November 2014 Maryland Certiorari Grants
With Thanksgiving only a week away, the Maryland Court of Appeals has laid a rather meager spread of fresh certiorari grants on the table. Appellate enthusiasts licking their chops for new issues have relatively few matters to pick from this caseload cornucopia, but those with an interest in administrative rule-making, parenting problems, jury instructions in criminal cases, and procedural quirks have some morsels to feast upon. Details after the jump.
Granted November 19, 2014
Mark G. Hranicka v. Chesapeake Surgical Ltd., et al. – Case No. 83
Issue – Workers’ Compensation –Whether the Maryland Workers’ Compensation Commission has the authority to generate its own administrative rule to relate a claim back to the date it was electronically filed, for limitations purposes.
In re: Aaliyah S. – Case No. 81
Issue – Family Law – Is the change of a child’s permanency plan from a sole plan of reunification to a concurrent plan of reunification and custody and guardianship with a relative an appealable interlocutory order pursuant to Md. Code Ann. Cts. & Jud. Proc. Art. § 12-303?
Lauren McClanahan v. Washington County Department of Social Services – Case No. 79
Issues – Family Law – 1) Does the CSA decision that a parent can be strictly liable for child abuse by mental injury by seeking medical help for her five year old based on the child’s disclosures and symptoms, absent any finding that the parent acted intentionally, recklessly, or in bad faith to cause injury, violated the Due Process Clause, Family Law Article §§ 5-701 et seq., and Taylor v. Harford County Department of Social Services, 384 Md. 213 (2004)? 2) Did Petitioner’s attorney waive Petitioner’s objections to the privileged testimony of a therapist by discussing the assertion of privilege by the child’s attorney in the collateral child custody proceeding? 3) Did the ALJ’s decision against Petitioner violate the immunity provisions of Family Law Article § 5-708 and Courts and Judicial Proceedings Article § 5-620?

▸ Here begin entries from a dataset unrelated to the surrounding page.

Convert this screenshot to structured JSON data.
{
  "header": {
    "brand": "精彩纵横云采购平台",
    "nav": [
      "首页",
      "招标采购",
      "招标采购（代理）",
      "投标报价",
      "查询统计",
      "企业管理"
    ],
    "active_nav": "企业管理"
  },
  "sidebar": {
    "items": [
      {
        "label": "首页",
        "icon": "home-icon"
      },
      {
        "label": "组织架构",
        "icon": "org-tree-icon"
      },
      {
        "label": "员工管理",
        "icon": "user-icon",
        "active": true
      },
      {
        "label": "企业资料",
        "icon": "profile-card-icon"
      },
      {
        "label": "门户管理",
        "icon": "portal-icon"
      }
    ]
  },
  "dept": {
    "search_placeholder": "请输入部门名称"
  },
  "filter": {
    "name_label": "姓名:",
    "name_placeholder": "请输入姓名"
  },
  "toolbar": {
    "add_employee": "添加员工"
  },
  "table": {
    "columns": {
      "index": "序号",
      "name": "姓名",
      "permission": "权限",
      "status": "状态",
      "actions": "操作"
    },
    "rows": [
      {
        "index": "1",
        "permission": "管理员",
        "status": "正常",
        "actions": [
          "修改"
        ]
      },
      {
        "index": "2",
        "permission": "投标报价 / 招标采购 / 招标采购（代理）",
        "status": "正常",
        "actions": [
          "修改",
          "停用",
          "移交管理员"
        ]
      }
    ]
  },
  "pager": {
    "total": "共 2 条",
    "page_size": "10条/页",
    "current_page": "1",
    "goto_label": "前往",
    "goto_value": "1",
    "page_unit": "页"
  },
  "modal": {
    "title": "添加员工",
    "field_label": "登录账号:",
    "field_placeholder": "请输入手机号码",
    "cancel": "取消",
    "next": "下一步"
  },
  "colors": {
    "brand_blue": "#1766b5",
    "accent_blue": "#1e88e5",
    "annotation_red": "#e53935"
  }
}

Dontae Preston v. State of Maryland – Case No. 80
Issues – Criminal Law – 1) Is the “witness promised benefit” jury instruction part of a special class of instructions, as CSA held, such that it remains always discretionary even when it is supported by some evidence? 2) Did the lower court abuse its discretion in declining to give the instruction where an eyewitness provided some evidence that she exchanged her cooperation with the State for free, protective housing? 3) Did the lower court err as a matter of law in declining to instruct the jury as defense counsel requested? 4) Does the record show that there was a “promise” or “testimony” that was “as a result of” a promise? 5) Is protective housing provided to a witness in a first degree murder case the type of “benefit” contemplated by the “witness promised benefit” pattern instruction?
Frank D. Scarfield, Sr., et al. v. Peter A. Muntjan, et al. – Case No. 82
Issue – Civil Procedure – Does the filing of an amended complaint which presents a new claim and jury demand revive a previously waived right to a jury trial where the new claim is dismissed for a failure to state a claim upon which relief can be granted?